But they've had to see a few things over the last few days that are stark reminders of how far they have to go.
Saturday, they watched the Red Sox congregate behind the Tropicana Field mound to celebrate their clinching of a playoff spot. Then Wednesday, after being blasted 12-4, they had to watch the Yankees similarly gather for extended hugs and high-fives - and then head inside the visiting clubhouse for a wild and crazed celebration - to celebrate their inclusion in the postseason field.
"I did not enjoy that at all," Rays centerfielder B.J. Upton said. "It kinda stinks. Overall, we're just tired of seeing people clinch and celebrate on our field. I think it kind of gives us a motive, and something to work for."
Carlos Pena, who broke the Rays' RBI record with his 118th and notched his Rays record-extending 43rd homer, said he felt the same way walking down the dugout steps.
"Even though it's not fun to watch those guys come in here and clinch here - it was painful to see the Red Sox and painful to see them do it here because we thought we were going to sweep them - what crossed my mind was how soon are we going to be celebrating just like they are," Pena said. "And I think sooner than later."
The Yankees, with principal owner George Steinbrenner watching from a Trop suite, had a lot to celebrate, and did so in a loud and wet way with champagne flying.
Since being 14 1/2 games out and tied with the Rays for last place on May 29, they've gone a major-league-best 70-38 and - even though they likely can't make up the final three games on the first-place Red Sox - felt pretty good about making it to the playoffs for an AL-record 13th straight time.
"We're Lazarus back from the dead," general manager Brian Cashman said. "This is really a heck of an accomplishment for them to do what they did. And now, hopefully, we can keep it going. Our dream is still alive."
Third baseman Alex Rodriguez, between celebratory pours, said the Yankees had a lot to be proud of: "We came through a lot of adversity. A lot of people counted us out."
Captain Derek Jeter said the degree of difficulty made it more special: "This was definitely the hardest. We scuffled there early on. Everyone in here knew we had a good team, we were just playing bad."
Since that May 29 date, the Rays have gone 44-64 and are 65-93 overall, battling to overcome a two-game deficit behind Baltimore to escape a ninth last-place finish in their 10 seasons.
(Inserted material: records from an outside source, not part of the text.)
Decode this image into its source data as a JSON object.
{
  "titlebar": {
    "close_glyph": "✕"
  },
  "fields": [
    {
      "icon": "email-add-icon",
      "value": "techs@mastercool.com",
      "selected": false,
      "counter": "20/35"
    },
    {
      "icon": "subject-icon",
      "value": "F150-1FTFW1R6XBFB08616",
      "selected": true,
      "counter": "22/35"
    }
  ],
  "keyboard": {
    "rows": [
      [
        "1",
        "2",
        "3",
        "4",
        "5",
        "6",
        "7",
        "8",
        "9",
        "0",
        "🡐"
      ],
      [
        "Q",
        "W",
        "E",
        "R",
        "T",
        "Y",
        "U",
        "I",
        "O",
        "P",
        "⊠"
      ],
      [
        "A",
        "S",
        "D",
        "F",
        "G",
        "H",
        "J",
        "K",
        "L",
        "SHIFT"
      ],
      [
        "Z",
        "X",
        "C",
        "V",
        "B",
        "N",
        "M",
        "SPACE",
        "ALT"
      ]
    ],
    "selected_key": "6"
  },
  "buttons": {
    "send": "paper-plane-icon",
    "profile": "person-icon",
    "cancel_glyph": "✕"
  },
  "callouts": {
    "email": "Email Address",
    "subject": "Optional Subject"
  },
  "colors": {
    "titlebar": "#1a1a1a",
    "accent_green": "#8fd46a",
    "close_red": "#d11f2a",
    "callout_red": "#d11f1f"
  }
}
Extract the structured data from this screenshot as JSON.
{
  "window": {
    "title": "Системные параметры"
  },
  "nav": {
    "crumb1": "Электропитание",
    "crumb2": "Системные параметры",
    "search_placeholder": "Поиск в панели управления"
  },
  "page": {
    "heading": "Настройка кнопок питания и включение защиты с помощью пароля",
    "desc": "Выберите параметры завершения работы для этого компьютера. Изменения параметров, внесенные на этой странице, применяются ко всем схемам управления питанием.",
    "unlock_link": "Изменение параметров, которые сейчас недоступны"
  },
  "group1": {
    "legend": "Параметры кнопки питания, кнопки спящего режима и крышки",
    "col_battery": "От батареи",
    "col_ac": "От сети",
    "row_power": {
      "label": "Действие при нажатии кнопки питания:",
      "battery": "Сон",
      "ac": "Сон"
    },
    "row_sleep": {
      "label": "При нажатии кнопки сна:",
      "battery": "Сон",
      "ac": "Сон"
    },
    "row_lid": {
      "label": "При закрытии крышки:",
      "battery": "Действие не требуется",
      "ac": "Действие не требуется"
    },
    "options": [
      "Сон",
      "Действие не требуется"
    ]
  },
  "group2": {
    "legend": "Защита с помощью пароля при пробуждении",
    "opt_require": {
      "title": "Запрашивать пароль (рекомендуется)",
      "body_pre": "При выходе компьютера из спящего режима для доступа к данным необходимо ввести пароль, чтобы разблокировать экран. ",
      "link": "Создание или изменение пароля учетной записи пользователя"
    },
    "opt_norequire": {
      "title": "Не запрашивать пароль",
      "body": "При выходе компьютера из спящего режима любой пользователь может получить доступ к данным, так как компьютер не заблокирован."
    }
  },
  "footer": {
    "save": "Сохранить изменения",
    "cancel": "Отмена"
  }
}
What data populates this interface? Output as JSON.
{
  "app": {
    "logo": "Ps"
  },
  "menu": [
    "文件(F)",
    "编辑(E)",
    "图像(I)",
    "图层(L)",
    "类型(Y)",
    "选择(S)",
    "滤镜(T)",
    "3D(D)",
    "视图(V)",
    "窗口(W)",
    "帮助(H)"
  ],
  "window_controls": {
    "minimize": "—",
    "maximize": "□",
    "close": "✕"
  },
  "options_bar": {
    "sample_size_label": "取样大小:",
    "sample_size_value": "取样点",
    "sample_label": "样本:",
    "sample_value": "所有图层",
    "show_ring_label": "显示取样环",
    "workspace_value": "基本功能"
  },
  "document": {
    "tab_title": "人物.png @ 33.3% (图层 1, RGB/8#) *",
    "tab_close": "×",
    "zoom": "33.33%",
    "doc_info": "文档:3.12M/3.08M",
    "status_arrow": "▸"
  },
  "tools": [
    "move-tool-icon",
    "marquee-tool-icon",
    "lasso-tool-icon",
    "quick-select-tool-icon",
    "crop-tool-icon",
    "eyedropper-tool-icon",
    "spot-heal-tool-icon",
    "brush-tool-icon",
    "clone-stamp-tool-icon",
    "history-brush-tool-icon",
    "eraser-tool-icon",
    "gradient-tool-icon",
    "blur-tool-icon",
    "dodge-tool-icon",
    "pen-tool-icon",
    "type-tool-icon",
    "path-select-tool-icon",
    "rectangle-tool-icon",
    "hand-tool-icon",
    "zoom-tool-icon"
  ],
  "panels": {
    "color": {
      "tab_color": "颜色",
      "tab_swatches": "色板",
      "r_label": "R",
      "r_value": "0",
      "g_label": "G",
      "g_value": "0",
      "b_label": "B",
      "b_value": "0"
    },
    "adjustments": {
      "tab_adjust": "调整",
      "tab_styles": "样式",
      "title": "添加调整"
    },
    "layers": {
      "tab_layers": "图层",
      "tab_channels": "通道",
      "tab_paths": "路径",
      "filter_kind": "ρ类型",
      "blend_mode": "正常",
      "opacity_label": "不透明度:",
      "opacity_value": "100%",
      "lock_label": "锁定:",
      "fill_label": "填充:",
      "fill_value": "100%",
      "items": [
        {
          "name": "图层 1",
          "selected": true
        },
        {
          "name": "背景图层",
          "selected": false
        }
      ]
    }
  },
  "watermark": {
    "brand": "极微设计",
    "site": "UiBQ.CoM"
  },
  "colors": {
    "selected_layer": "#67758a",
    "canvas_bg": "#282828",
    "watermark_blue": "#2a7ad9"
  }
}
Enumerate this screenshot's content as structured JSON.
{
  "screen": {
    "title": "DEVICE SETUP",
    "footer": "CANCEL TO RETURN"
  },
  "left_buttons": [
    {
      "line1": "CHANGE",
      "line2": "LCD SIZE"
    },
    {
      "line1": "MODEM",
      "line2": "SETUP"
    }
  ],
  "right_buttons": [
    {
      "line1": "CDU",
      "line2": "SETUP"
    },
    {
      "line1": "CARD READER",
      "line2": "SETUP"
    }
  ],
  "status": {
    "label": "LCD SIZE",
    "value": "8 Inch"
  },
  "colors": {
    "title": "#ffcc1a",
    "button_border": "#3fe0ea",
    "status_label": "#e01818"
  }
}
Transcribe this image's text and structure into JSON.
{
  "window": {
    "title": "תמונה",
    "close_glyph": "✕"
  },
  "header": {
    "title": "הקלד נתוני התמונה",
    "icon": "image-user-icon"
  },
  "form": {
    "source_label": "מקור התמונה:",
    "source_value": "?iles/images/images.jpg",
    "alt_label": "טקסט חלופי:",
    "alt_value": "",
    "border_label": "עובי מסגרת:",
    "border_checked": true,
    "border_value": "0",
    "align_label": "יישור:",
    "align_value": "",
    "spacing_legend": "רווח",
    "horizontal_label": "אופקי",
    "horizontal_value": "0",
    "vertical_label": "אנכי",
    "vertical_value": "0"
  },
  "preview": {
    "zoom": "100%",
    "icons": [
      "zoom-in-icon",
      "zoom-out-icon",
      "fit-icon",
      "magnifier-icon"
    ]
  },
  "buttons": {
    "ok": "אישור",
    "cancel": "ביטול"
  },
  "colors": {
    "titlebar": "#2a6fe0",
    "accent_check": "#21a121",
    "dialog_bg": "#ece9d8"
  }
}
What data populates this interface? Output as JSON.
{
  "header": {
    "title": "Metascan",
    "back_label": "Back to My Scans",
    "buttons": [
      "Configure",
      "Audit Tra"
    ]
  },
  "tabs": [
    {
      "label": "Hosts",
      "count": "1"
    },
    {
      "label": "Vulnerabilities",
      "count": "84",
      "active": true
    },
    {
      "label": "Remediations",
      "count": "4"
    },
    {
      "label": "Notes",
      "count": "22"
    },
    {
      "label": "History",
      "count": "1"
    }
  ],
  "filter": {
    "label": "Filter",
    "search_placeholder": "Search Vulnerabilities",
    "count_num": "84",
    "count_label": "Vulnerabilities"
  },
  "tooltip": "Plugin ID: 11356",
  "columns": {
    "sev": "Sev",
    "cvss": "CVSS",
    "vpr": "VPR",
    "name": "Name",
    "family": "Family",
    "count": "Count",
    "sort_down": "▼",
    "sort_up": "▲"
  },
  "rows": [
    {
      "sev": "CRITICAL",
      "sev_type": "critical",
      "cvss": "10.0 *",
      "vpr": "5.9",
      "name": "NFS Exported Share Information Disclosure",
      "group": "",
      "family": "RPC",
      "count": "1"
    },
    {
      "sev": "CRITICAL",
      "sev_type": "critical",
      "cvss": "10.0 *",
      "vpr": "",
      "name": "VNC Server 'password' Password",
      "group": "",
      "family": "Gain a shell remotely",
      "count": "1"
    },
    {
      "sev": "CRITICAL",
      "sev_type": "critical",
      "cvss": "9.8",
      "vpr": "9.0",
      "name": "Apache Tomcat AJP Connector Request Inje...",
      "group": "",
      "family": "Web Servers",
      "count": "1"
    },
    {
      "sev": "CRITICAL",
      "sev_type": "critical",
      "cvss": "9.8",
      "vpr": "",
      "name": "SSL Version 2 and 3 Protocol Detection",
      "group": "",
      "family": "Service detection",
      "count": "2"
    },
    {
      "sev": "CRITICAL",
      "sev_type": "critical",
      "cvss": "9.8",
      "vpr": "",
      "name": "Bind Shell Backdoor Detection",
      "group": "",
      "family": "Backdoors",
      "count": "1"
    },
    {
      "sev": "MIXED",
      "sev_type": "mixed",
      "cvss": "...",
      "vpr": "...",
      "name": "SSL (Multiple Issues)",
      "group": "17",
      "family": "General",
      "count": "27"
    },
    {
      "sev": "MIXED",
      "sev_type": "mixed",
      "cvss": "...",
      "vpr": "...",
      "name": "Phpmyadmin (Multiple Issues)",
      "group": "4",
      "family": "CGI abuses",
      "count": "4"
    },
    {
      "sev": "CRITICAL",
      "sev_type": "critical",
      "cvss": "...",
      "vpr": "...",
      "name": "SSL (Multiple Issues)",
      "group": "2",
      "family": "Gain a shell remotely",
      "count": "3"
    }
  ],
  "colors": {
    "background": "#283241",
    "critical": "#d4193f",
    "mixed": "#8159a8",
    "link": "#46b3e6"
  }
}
With J.P. Howell career-high nine runs in 42/3 innings an ineffective replacement for shut-down starter James Shields, they were staggered by a seven-run fifth. By night's end, the only things the Rays had to feel good about were Pena's record 118 RBIs - "It's been an unbelievable year for me" - Delmon Young's team rookie-record-tying 184 hits and Justin Ruggiano's first major-league hit.
They certainly didn't enjoy what they saw.
"In your park? Come on, I don't like that," Pena said. "They're drinking Tampa champagne. That's why we don't like it."